The Cabinet Office inquiry into the conduct of Damian Green is set to examine whether allies of the first secretary of state influenced a negative Daily Mail article about the woman who accused him of harassment, the Guardian understands.
The inquiry into Green, who is de-facto deputy prime minister, is due to conclude this week. Conservative activist and writer Kate Maltby, who is 30 years younger than Green, has told the inquiry she believes Green appeared to solicit sex from her in exchange for political mentoring.
After Maltby’s allegations were published, she was profiled by the Mail’s Andrew Pierce in a piece that called her “one very pushy lady” and said she was “determined to make it in politics – whatever the cost”.

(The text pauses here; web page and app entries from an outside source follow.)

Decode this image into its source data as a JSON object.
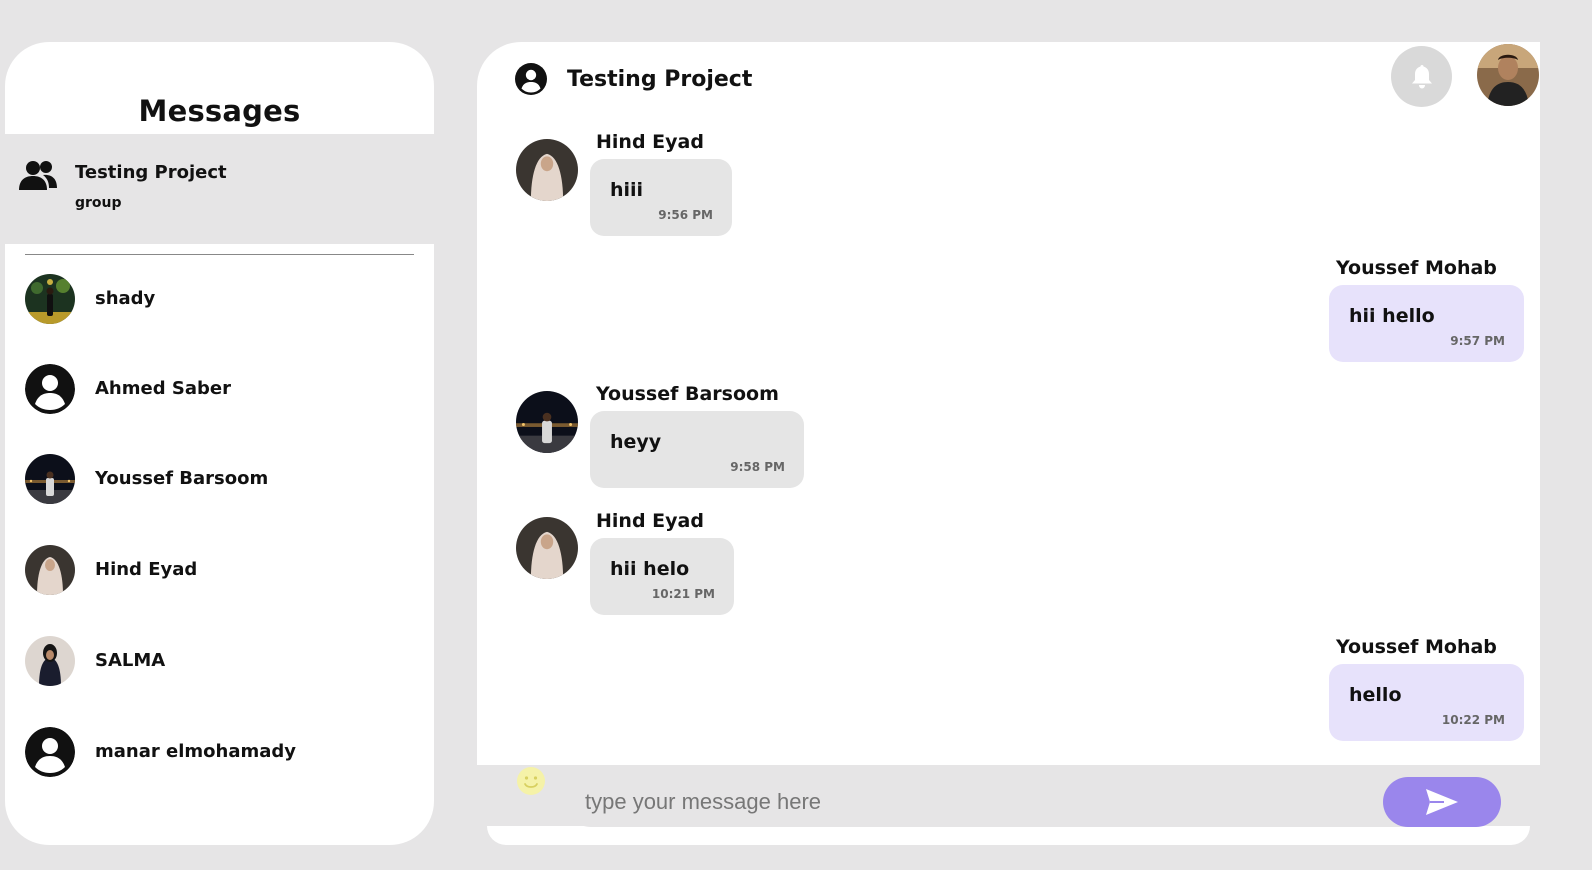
{
  "sidebar": {
    "title": "Messages",
    "group": {
      "name": "Testing Project",
      "type": "group"
    },
    "contacts": [
      {
        "name": "shady",
        "avatar": "photo-avatar"
      },
      {
        "name": "Ahmed Saber",
        "avatar": "default-user-icon"
      },
      {
        "name": "Youssef Barsoom",
        "avatar": "photo-avatar"
      },
      {
        "name": "Hind Eyad",
        "avatar": "photo-avatar"
      },
      {
        "name": "SALMA",
        "avatar": "photo-avatar"
      },
      {
        "name": "manar elmohamady",
        "avatar": "default-user-icon"
      }
    ]
  },
  "chat": {
    "title": "Testing Project",
    "messages": [
      {
        "sender": "Hind Eyad",
        "text": "hiii",
        "time": "9:56 PM",
        "mine": false
      },
      {
        "sender": "Youssef Mohab",
        "text": "hii hello",
        "time": "9:57 PM",
        "mine": true
      },
      {
        "sender": "Youssef Barsoom",
        "text": "heyy",
        "time": "9:58 PM",
        "mine": false
      },
      {
        "sender": "Hind Eyad",
        "text": "hii helo",
        "time": "10:21 PM",
        "mine": false
      },
      {
        "sender": "Youssef Mohab",
        "text": "hello",
        "time": "10:22 PM",
        "mine": true
      }
    ]
  },
  "composer": {
    "placeholder": "type your message here"
  },
  "colors": {
    "background": "#e6e5e6",
    "mine_bubble": "#e7e2fb",
    "other_bubble": "#e5e5e5",
    "send_button": "#9a86ec",
    "bell_button": "#d9d9d9"
  },
  "icons": [
    "group-icon",
    "user-circle-icon",
    "bell-icon",
    "emoji-icon",
    "send-icon"
  ]
}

Downing Street said the investigation into Green was ongoing. On Monday night, ITV News reported that Green was expected to keep his job.
In the original piece for the Times, which prompted the inquiry, Maltby said Green had fleetingly touched her knee during a meeting in a Waterloo pub in 2015 to talk about her political career, as he mentioned that his own wife was “very understanding”. She then “felt a fleeting hand against my knee – so brief it was almost deniable”.
Maltby, who writes regularly for the Times, said Green also sent her a suggestive text message after she was pictured wearing a corset in the newspaper.
Green denies the allegations. After the article was published, he said the meeting was “two friends agreeing to meet for a regular catchup – and nothing more ... This untrue allegation has come as a complete shock and is deeply hurtful, especially from someone I considered a personal friend”.
The inquiry has been subsequently expanded to take in claims that pornography was found on his House of Commons computer when it was raided in 2008 as part of an inquiry into Home Office leaks. Green has denied accessing or viewing pornography on his computer.
The inquiry by the Cabinet Office’s Sue Gray, the director general of the propriety and ethics team, is due to report in the coming days. It is understood she has been asked to examine whether Green or his allies influenced the Mail article about Maltby that followed her piece accusing Green.
The piece, which drew significant criticism after it was published, suggested Maltby’s parents were “aghast at what she had done” by accusing Green, which she denies. The piece said she had a “flair for self-promotion” and was “keen to make her mark in politics” having helped set up the liberal Tory thinktank BrightBlue.